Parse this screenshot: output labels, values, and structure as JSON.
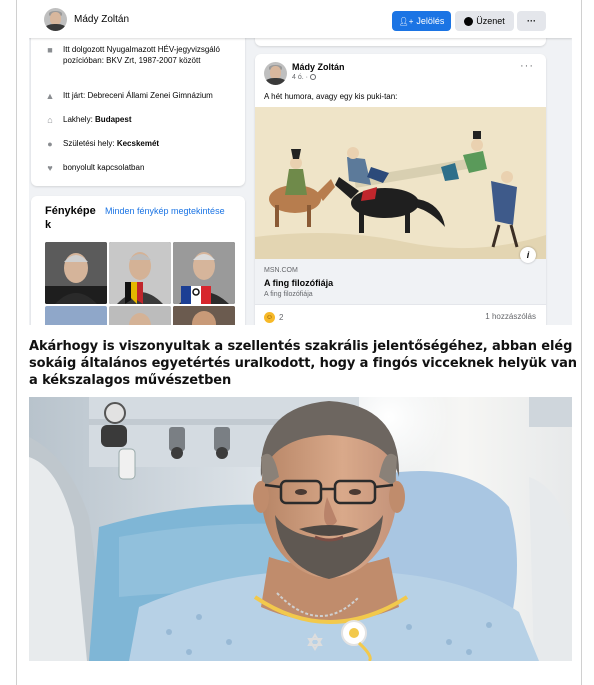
{
  "profile": {
    "name": "Mády Zoltán",
    "tag_button": "Jelölés",
    "message_button": "Üzenet",
    "more_button": "···"
  },
  "intro": {
    "work": "Itt dolgozott Nyugalmazott HÉV-jegyvizsgáló pozícióban: BKV Zrt, 1987-2007 között",
    "education": "Itt járt: Debreceni Állami Zenei Gimnázium",
    "lives_label": "Lakhely: ",
    "lives_value": "Budapest",
    "born_label": "Születési hely: ",
    "born_value": "Kecskemét",
    "relationship": "bonyolult kapcsolatban"
  },
  "photos": {
    "title": "Fényképe k",
    "see_all": "Minden fénykép megtekintése"
  },
  "post": {
    "author": "Mády Zoltán",
    "time": "4 ó. · ",
    "more": "···",
    "text": "A hét humora, avagy egy kis puki-tan:",
    "link_domain": "MSN.COM",
    "link_title": "A fing filozófiája",
    "link_subtitle": "A fing filozófiája",
    "info_icon": "i",
    "reaction_count": "2",
    "comments": "1 hozzászólás"
  },
  "article": {
    "headline": "Akárhogy is viszonyultak a szellentés szakrális jelentőségéhez, abban elég sokáig általános egyetértés uralkodott, hogy a fingós vicceknek helyük van a kékszalagos művészetben"
  },
  "colors": {
    "accent": "#1b74e4",
    "background": "#f0f2f5"
  }
}
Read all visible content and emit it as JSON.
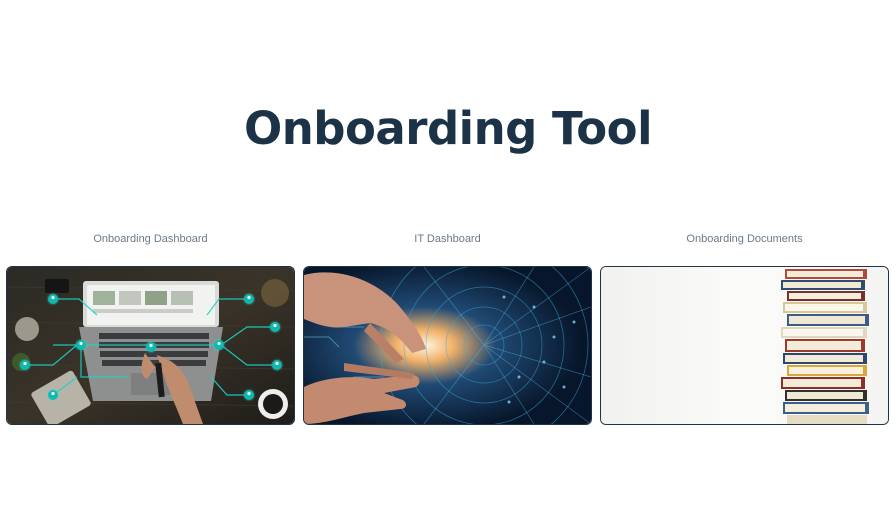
{
  "page": {
    "title": "Onboarding Tool"
  },
  "cards": [
    {
      "label": "Onboarding Dashboard",
      "image": "laptop-network-photo"
    },
    {
      "label": "IT Dashboard",
      "image": "digital-hands-photo"
    },
    {
      "label": "Onboarding Documents",
      "image": "book-stack-photo"
    }
  ],
  "colors": {
    "title": "#1b3247",
    "label": "#6c7a88",
    "card_border": "#1f3349",
    "network_accent": "#19d4c8",
    "digital_accent": "#3aa8e0"
  }
}
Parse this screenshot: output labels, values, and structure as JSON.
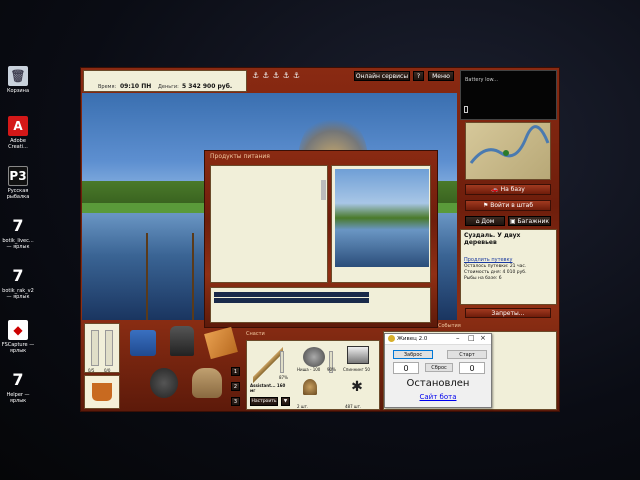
{
  "desktop": {
    "icons": [
      {
        "label": "Корзина",
        "icon": "recycle-bin-icon"
      },
      {
        "label": "Adobe Creati...",
        "icon": "adobe-cc-icon"
      },
      {
        "label": "Русская рыбалка",
        "icon": "rr3-icon"
      },
      {
        "label": "botik_livec... — ярлык",
        "icon": "botik-icon"
      },
      {
        "label": "botik_rak_v2 — ярлык",
        "icon": "botik-icon"
      },
      {
        "label": "FSCapture — ярлык",
        "icon": "fscapture-icon"
      },
      {
        "label": "Helper — ярлык",
        "icon": "helper-icon"
      }
    ]
  },
  "game": {
    "time_label": "Время:",
    "time_value": "09:10 ПН",
    "money_label": "Деньги:",
    "money_value": "5 342 900 руб.",
    "online_services": "Онлайн сервисы",
    "help": "?",
    "menu": "Меню",
    "battery": "Battery low...",
    "to_base": "На базу",
    "to_hq": "Войти в штаб",
    "home": "Дом",
    "luggage": "Багажник",
    "location_title": "Суздаль. У двух деревьев",
    "extend_trip": "Продлить путевку",
    "trip_left": "Осталось путевки: 21 час.",
    "trip_cost": "Стоимость дня: 4 010 руб.",
    "fish_in_net": "Рыбы на базе: 6",
    "bans": "Запреты...",
    "food_window_title": "Продукты питания",
    "tackle_title": "Снасти",
    "events_title": "События",
    "rod_name": "Assistant... 160 мг",
    "rod_percent": "87%",
    "reel_label": "Ниша - 100",
    "reel_percent": "90%",
    "line_label": "Спиннинг 50",
    "bait_count": "2 шт.",
    "bait_count2": "487 шт.",
    "setup_btn": "Настроить",
    "slot1": "1",
    "slot2": "2",
    "slot3": "3",
    "gauge1": "0/5",
    "gauge2": "0/0",
    "hunger_level": 0.0,
    "fatigue_level": 0.0
  },
  "bot_window": {
    "title": "Живец 2.0",
    "reset_btn": "Заброс",
    "start_btn": "Старт",
    "clear_btn": "Сброс",
    "count_left": "0",
    "count_right": "0",
    "status": "Остановлен",
    "site_link": "Сайт бота"
  }
}
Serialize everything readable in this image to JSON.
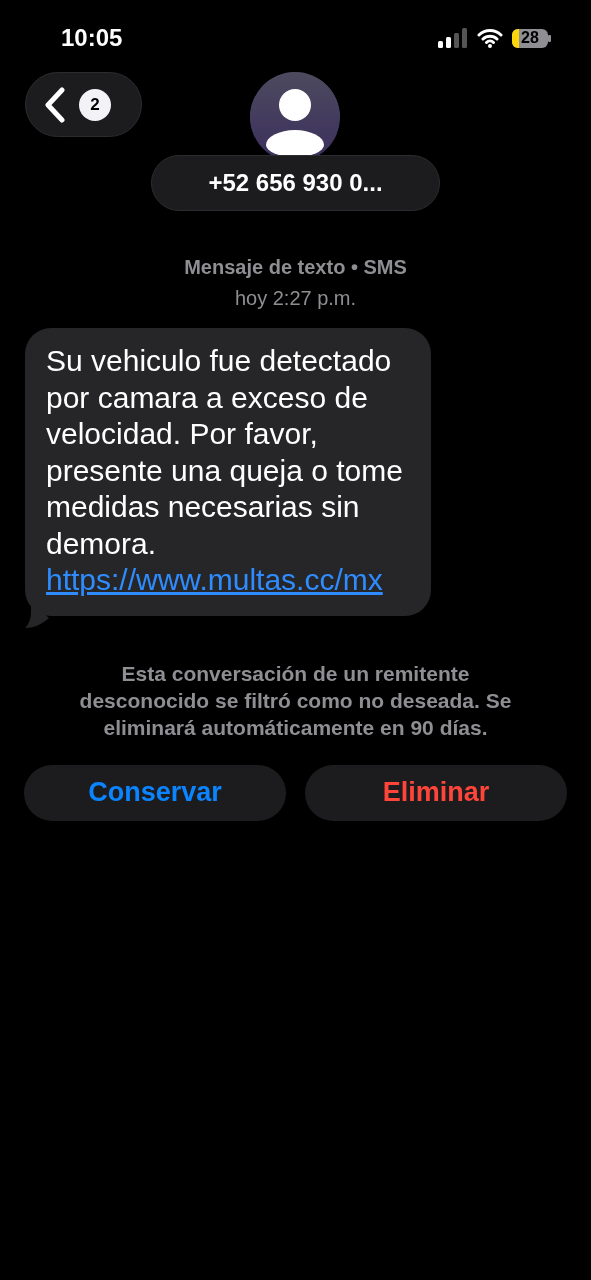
{
  "status_bar": {
    "time": "10:05",
    "battery": "28"
  },
  "header": {
    "back_badge": "2",
    "contact": "+52 656 930 0..."
  },
  "meta": {
    "service": "Mensaje de texto • SMS",
    "timestamp": "hoy 2:27 p.m."
  },
  "message": {
    "text": "Su vehiculo fue detectado por camara a exceso de velocidad. Por favor, presente una queja o tome medidas necesarias sin demora.",
    "link": "https://www.multas.cc/mx"
  },
  "notice": "Esta conversación de un remitente desconocido se filtró como no deseada. Se eliminará automáticamente en 90 días.",
  "actions": [
    {
      "label": "Conservar",
      "kind": "keep"
    },
    {
      "label": "Eliminar",
      "kind": "delete"
    }
  ]
}
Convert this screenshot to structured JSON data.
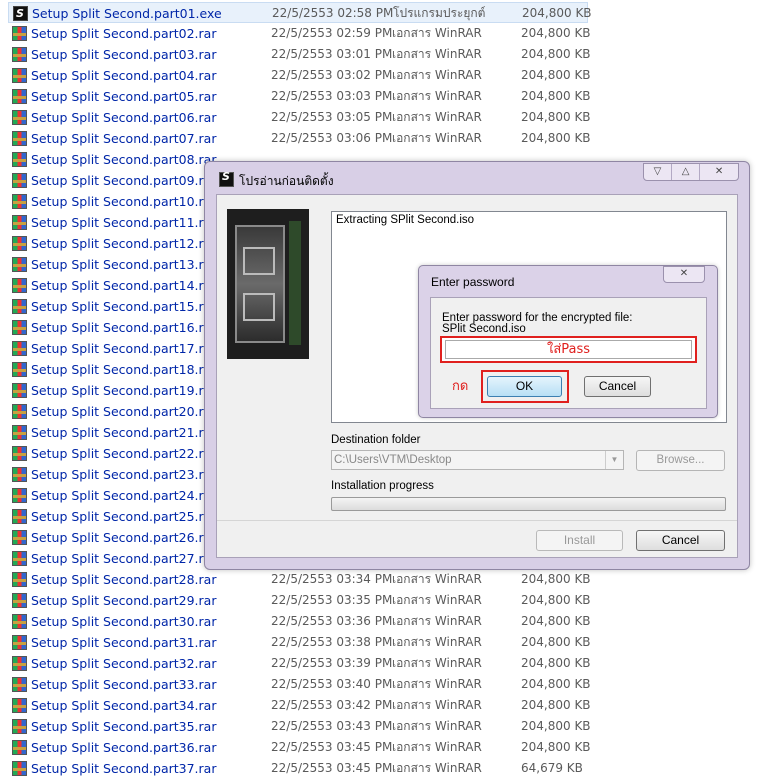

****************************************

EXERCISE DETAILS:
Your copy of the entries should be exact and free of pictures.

TASK RESULT:
Parse this screenshot: output labels, values, and structure as JSON.
{
  "profile": {
    "name": "Mády Zoltán",
    "tag_button": "Jelölés",
    "message_button": "Üzenet",
    "more_button": "···"
  },
  "intro": {
    "work": "Itt dolgozott Nyugalmazott HÉV-jegyvizsgáló pozícióban: BKV Zrt, 1987-2007 között",
    "education": "Itt járt: Debreceni Állami Zenei Gimnázium",
    "lives_label": "Lakhely: ",
    "lives_value": "Budapest",
    "born_label": "Születési hely: ",
    "born_value": "Kecskemét",
    "relationship": "bonyolult kapcsolatban"
  },
  "photos": {
    "title": "Fényképe k",
    "see_all": "Minden fénykép megtekintése"
  },
  "post": {
    "author": "Mády Zoltán",
    "time": "4 ó. · ",
    "more": "···",
    "text": "A hét humora, avagy egy kis puki-tan:",
    "link_domain": "MSN.COM",
    "link_title": "A fing filozófiája",
    "link_subtitle": "A fing filozófiája",
    "info_icon": "i",
    "reaction_count": "2",
    "comments": "1 hozzászólás"
  },
  "article": {
    "headline": "Akárhogy is viszonyultak a szellentés szakrális jelentőségéhez, abban elég sokáig általános egyetértés uralkodott, hogy a fingós vicceknek helyük van a kékszalagos művészetben"
  },
  "colors": {
    "accent": "#1b74e4",
    "background": "#f0f2f5"
  }
}
Read all visible content and emit it as JSON.
{
  "page": {
    "title": "Onboarding Tool"
  },
  "cards": [
    {
      "label": "Onboarding Dashboard",
      "image": "laptop-network-photo"
    },
    {
      "label": "IT Dashboard",
      "image": "digital-hands-photo"
    },
    {
      "label": "Onboarding Documents",
      "image": "book-stack-photo"
    }
  ],
  "colors": {
    "title": "#1b3247",
    "label": "#6c7a88",
    "card_border": "#1f3349",
    "network_accent": "#19d4c8",
    "digital_accent": "#3aa8e0"
  }
}
Parse this screenshot: output labels, values, and structure as JSON.
{
  "desktop": {
    "icons": [
      {
        "label": "Корзина",
        "icon": "recycle-bin-icon"
      },
      {
        "label": "Adobe Creati...",
        "icon": "adobe-cc-icon"
      },
      {
        "label": "Русская рыбалка",
        "icon": "rr3-icon"
      },
      {
        "label": "botik_livec... — ярлык",
        "icon": "botik-icon"
      },
      {
        "label": "botik_rak_v2 — ярлык",
        "icon": "botik-icon"
      },
      {
        "label": "FSCapture — ярлык",
        "icon": "fscapture-icon"
      },
      {
        "label": "Helper — ярлык",
        "icon": "helper-icon"
      }
    ]
  },
  "game": {
    "time_label": "Время:",
    "time_value": "09:10 ПН",
    "money_label": "Деньги:",
    "money_value": "5 342 900 руб.",
    "online_services": "Онлайн сервисы",
    "help": "?",
    "menu": "Меню",
    "battery": "Battery low...",
    "to_base": "На базу",
    "to_hq": "Войти в штаб",
    "home": "Дом",
    "luggage": "Багажник",
    "location_title": "Суздаль. У двух деревьев",
    "extend_trip": "Продлить путевку",
    "trip_left": "Осталось путевки: 21 час.",
    "trip_cost": "Стоимость дня: 4 010 руб.",
    "fish_in_net": "Рыбы на базе: 6",
    "bans": "Запреты...",
    "food_window_title": "Продукты питания",
    "tackle_title": "Снасти",
    "events_title": "События",
    "rod_name": "Assistant... 160 мг",
    "rod_percent": "87%",
    "reel_label": "Ниша - 100",
    "reel_percent": "90%",
    "line_label": "Спиннинг 50",
    "bait_count": "2 шт.",
    "bait_count2": "487 шт.",
    "setup_btn": "Настроить",
    "slot1": "1",
    "slot2": "2",
    "slot3": "3",
    "gauge1": "0/5",
    "gauge2": "0/0",
    "hunger_level": 0.0,
    "fatigue_level": 0.0
  },
  "bot_window": {
    "title": "Живец 2.0",
    "reset_btn": "Заброс",
    "start_btn": "Старт",
    "clear_btn": "Сброс",
    "count_left": "0",
    "count_right": "0",
    "status": "Остановлен",
    "site_link": "Сайт бота"
  }
}
Serialize everything readable in this image to JSON.
{
  "status_bar": {
    "time": "10:05",
    "battery": "28"
  },
  "header": {
    "back_badge": "2",
    "contact": "+52 656 930 0..."
  },
  "meta": {
    "service": "Mensaje de texto • SMS",
    "timestamp": "hoy 2:27 p.m."
  },
  "message": {
    "text": "Su vehiculo fue detectado por camara a exceso de velocidad. Por favor, presente una queja o tome medidas necesarias sin demora.",
    "link": "https://www.multas.cc/mx"
  },
  "notice": "Esta conversación de un remitente desconocido se filtró como no deseada. Se eliminará automáticamente en 90 días.",
  "actions": [
    {
      "label": "Conservar",
      "kind": "keep"
    },
    {
      "label": "Eliminar",
      "kind": "delete"
    }
  ]
}
Convert this screenshot to structured JSON data.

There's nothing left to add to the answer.